Marketing love is hard, but when you get it right, it works. Mes que un club lets you wrap a club in shimmering white samite, lets supporters talk of playing the right way, of championing wee midfielders as symbols of the excellemce of a system. And the marketing people smile as they watch social media and the purity wars.

We see big pronouncements on the future of the club being at stake, and moves that must be made. Nah. Barça isn’t going anywhere. But crisis marketing is every bit as valuable as selling notions of love and,purity. Football is a golddigger. How much money is there, how much can you give me?

We love football clubs because of feelings, things that they give us. Sometimes we feel trapped in those relationships, but what is a way out? Like penguins, we mate for life. But clarity matters. Money. Gotta pay Messi, Fati, Alba, Dembele, Griezmann, all the rest of them. No pay, no love. Ask a deeply loyal player to take a pay cut, slash his salary to help the club, and see what kind of love and loyalty you get.

Neymar was a moneygrubbing weasel. Duh. He’s pure in that way. I’m angrier at the club that seemed surprised that the cat would be swayed by another shiny thing, and had no contingency plan other than the kinds of idiotic, vision quest transfers they are so good at. Ego. “Said no, huh? We will keep trying, instead of reconsidering. Because ego.”

Relationships at the smaller club level are purer, closer to the illusory love that big clubs need to sell. Lack of options for players at that level facilitate purity. How many star-level players stay at small clubs, though. Why would they? Love is love, but money is money and football runs on money. Liga, Premiership, UEFA, FIFA, it’s money. And the business that heps bring money.

Why are they playing football amid a pandemic, bevore empty stands that speak with a clarity that is impossible to argue with? Money. Sponsors, endorsements, the churn has to continue. Can’t take TV money when the product isn’t running around. And we talk about how it feels weird, feels empty, but there we are, because what ekse are we going to do. We’re junkies, hooked on a game. And here we sit.
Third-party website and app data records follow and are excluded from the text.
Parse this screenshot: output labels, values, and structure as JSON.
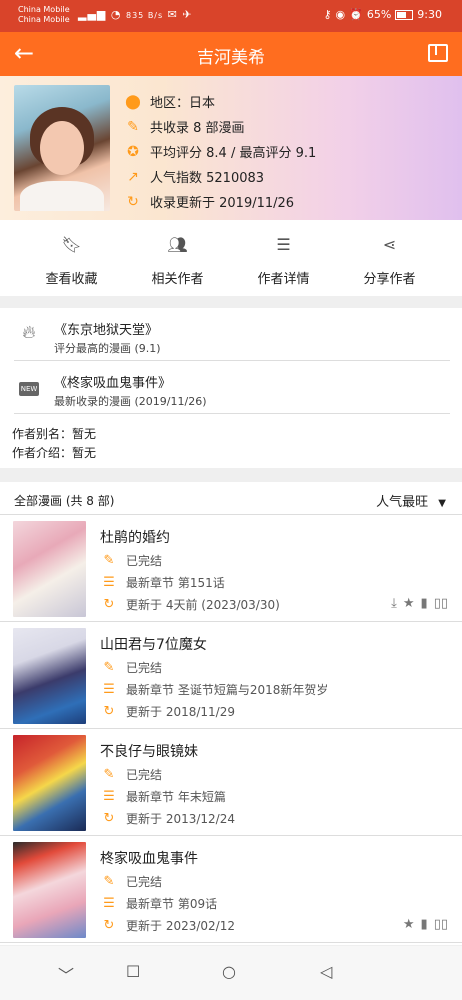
{
  "status_bar": {
    "carrier1": "China Mobile",
    "carrier2": "China Mobile",
    "speed": "835 B/s",
    "battery": "65%",
    "time": "9:30",
    "battery_level": 0.65
  },
  "appbar": {
    "title": "吉河美希",
    "back_icon": "arrow-left-icon",
    "share_icon": "share-out-icon"
  },
  "author": {
    "region": "地区：日本",
    "count": "共收录 8 部漫画",
    "rating": "平均评分 8.4 / 最高评分 9.1",
    "popularity": "人气指数 5210083",
    "updated": "收录更新于 2019/11/26"
  },
  "actions": [
    {
      "label": "查看收藏",
      "icon": "bookmark-icon"
    },
    {
      "label": "相关作者",
      "icon": "people-icon"
    },
    {
      "label": "作者详情",
      "icon": "list-icon"
    },
    {
      "label": "分享作者",
      "icon": "share-icon"
    }
  ],
  "highlights": {
    "top_title": "《东京地狱天堂》",
    "top_sub": "评分最高的漫画 (9.1)",
    "new_badge": "NEW",
    "new_title": "《柊家吸血鬼事件》",
    "new_sub": "最新收录的漫画 (2019/11/26)",
    "alias": "作者别名：暂无",
    "intro": "作者介绍：暂无"
  },
  "list_header": {
    "left": "全部漫画 (共 8 部)",
    "sort": "人气最旺"
  },
  "comics": [
    {
      "title": "杜鹃的婚约",
      "status": "已完结",
      "chapter": "最新章节 第151话",
      "updated": "更新于 4天前 (2023/03/30)"
    },
    {
      "title": "山田君与7位魔女",
      "status": "已完结",
      "chapter": "最新章节 圣诞节短篇与2018新年贺岁",
      "updated": "更新于 2018/11/29"
    },
    {
      "title": "不良仔与眼镜妹",
      "status": "已完结",
      "chapter": "最新章节 年末短篇",
      "updated": "更新于 2013/12/24"
    },
    {
      "title": "柊家吸血鬼事件",
      "status": "已完结",
      "chapter": "最新章节 第09话",
      "updated": "更新于 2023/02/12"
    }
  ],
  "colors": {
    "appbar": "#ff6d1f",
    "statusbar": "#d9442a",
    "accent_icon": "#ff9a1a"
  }
}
I watch people have their president wars, and smile. The difficulties of the club are such that there really isn’t time for feelings. Any of the candidates who wins will of necessity have to be a cold-hearted businessman. I dislike Toni Freixa. It’s the brimstone smell that puts me off. Feeling. Font or Laporta? I just don’t care that much because at the end of it all, they will both have to sell lots of stuff. Players? Transfers? With what money? Promotions and future stars make themselves clear, whoever the president is. Managers, technical directors live in the reality of money. Teams know what is needed, unless marketing folks step in. Then come compromises. And transfers that vex us. Part of the game.

Whether the elections happen in February or March, the club will have a new president. Some will be happy, thinking the right choice was made. Others will say the voters have chosen to fling the club into the abyss. Money won’t care. And a game that needs money will just say, “Where’s mine,” and look at us, look at sponsors. And as always, we will all fork over. Because love ain’t easy, or cheap.

By Kxevin

In my fantasy life, I’m a Barca-crazed contributor over at Barcelona Football Blog. In my real life, I’m a full-time journalist at the Chicago Tribune, based in Chicago, Illinois.